As the final scores were tallied, it became clear that there were major changes in some of the placings. In Level 1, Leinster TREC’s Margaret Lynch and Kayleigh McCormack narrowly held off a strongly finishing Turas TREC’s Anne Marie and Ciaran Cronin. The competition at the Level 2 pairs was the fiercest with Celia Taylor storming home with the top PTV score and her partner Caroline Aragane clocking an impressive COP score to win. Only 60 points separated the top 6 pairs at this level and four teams qualified through for the TREC GB championships. Newcomer Liobhan O’Callaghan of Kerry Trec demonstrated the advantages of a good control of paces score to jump ahead of West Cork TREC’s Jane Capener to pull off the win at the Level 2 individual.
The former winner of the European Cup and British Championship, Hilary Bernard used her cool head and wealth of experience to pull off the win on the handsome grey horse, Marty Zee. Kerry TREC’s Elaine Waters looked to be closing the gap after the control of paces but in the obstacle phase, Barnard pulled out all the stops and finished strong to take the Level 4 Open crown.
The prize giving was well attended as scores were quickly tallied and organiser Erin Begley announced the winners. The Horse First bags filled to the brim with supplements and goodies were gratefully received and riders left with Horse First electrolytes tubes for future competitions. Diana O’Huid and her famous Coolroe Gold won the veteran horse class while Liobhan O’Callaghan came away with the top Young Rider score. Leinster TREC’s Spice Girls (Celia Taylor, Caroline Aragane, Margaret Lynch and Kayleigh MacCormack) won the team event.

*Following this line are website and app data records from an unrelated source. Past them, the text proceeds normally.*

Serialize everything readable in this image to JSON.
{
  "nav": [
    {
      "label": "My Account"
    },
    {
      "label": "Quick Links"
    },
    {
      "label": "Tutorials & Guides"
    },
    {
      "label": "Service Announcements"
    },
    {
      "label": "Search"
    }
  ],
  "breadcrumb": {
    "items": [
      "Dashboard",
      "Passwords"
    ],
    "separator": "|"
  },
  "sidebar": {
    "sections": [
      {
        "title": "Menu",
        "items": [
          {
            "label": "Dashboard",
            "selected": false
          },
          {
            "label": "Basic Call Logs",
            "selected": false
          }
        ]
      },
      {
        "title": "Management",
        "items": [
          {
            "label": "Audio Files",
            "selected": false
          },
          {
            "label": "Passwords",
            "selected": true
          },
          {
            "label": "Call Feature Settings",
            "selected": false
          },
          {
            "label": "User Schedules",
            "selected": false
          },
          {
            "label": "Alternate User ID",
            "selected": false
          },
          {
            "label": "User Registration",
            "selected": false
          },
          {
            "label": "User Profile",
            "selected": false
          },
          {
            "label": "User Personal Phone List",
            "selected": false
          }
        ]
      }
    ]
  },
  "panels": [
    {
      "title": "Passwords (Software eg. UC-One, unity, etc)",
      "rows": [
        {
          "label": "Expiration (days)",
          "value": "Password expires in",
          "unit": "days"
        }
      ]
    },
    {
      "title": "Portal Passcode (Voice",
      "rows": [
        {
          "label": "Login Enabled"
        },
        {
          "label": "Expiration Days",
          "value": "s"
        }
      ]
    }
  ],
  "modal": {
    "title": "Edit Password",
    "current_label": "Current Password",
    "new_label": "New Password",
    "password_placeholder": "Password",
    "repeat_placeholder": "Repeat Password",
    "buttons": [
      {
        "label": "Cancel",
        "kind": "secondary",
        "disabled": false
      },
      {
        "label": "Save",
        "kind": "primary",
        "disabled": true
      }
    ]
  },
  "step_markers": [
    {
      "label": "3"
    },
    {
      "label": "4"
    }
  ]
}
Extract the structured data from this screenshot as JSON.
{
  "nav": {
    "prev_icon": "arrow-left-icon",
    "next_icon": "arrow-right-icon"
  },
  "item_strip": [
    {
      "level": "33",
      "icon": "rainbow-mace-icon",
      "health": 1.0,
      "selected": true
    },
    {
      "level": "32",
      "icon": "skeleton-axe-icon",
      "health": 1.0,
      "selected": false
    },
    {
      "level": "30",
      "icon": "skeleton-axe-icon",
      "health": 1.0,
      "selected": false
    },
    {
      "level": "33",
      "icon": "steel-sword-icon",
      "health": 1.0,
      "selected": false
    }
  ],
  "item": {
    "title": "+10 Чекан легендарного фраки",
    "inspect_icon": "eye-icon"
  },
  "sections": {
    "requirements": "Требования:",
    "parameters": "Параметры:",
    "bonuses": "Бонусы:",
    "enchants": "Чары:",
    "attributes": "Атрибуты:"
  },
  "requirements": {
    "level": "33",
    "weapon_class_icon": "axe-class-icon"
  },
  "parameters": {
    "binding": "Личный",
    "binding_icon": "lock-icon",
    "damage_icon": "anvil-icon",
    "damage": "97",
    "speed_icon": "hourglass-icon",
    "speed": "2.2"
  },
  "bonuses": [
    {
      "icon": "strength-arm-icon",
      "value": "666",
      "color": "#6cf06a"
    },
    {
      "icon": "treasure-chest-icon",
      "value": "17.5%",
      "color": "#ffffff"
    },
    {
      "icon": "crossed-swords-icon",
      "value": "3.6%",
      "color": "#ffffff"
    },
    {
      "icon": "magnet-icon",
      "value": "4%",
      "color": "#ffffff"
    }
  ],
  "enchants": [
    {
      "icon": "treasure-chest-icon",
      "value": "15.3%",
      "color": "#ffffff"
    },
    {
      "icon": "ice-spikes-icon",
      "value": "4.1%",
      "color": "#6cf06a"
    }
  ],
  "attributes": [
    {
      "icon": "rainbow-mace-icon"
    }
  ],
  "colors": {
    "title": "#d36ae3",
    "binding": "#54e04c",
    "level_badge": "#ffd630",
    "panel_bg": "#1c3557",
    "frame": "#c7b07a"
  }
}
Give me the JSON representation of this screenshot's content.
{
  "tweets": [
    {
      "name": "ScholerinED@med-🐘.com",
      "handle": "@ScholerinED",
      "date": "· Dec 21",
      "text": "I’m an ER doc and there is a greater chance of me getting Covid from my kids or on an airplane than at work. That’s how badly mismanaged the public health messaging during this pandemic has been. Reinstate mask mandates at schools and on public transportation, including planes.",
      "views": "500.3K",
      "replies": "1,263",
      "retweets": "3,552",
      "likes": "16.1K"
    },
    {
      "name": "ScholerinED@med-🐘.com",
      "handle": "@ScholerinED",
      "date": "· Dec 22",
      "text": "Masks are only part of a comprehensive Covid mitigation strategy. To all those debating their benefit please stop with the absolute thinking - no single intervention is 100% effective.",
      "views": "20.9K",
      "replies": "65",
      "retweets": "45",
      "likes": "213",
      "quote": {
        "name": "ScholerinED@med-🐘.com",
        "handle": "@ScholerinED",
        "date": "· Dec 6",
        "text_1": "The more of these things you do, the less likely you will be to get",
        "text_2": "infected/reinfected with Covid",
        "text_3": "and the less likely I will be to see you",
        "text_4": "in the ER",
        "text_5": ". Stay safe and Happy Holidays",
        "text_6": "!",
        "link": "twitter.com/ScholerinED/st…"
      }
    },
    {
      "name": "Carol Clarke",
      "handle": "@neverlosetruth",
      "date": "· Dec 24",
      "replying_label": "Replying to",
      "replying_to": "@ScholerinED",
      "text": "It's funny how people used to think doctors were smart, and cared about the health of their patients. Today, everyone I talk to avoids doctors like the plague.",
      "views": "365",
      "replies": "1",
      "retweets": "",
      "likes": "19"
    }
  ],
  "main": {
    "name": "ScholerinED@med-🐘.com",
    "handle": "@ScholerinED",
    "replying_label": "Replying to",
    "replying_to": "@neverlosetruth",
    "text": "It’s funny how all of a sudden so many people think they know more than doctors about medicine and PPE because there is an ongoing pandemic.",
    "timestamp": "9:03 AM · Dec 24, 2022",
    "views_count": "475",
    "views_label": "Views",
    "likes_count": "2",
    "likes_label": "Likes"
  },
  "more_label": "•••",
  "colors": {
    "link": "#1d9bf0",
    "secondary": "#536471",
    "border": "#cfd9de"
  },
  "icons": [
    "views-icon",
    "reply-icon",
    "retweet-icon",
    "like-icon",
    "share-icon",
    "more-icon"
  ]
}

TREC Ireland would like to thank the organisers of the event Erin Begley, Cassie O’Connell and Dede Clune for the smooth running of the weekend. Traceur Bambi Carroll, who with Brian Clune walked many miles and knocked on many doors to create great routes,. Technical Delegate, Adrian Flynn for his quiet confidence at the face of every potential catastrophe and all the national and regional judges who gave up their week-end to help run the successful event. We are also hugely grateful to Horse First for their generous sponsorship and Creevagh stables who warmly welcomed all the competitors and judges and the local landowners without whom there would be no event.
The results of the Horse First TREC Ireland Open Championships are now available in the downloads section, under the 'Results' tab.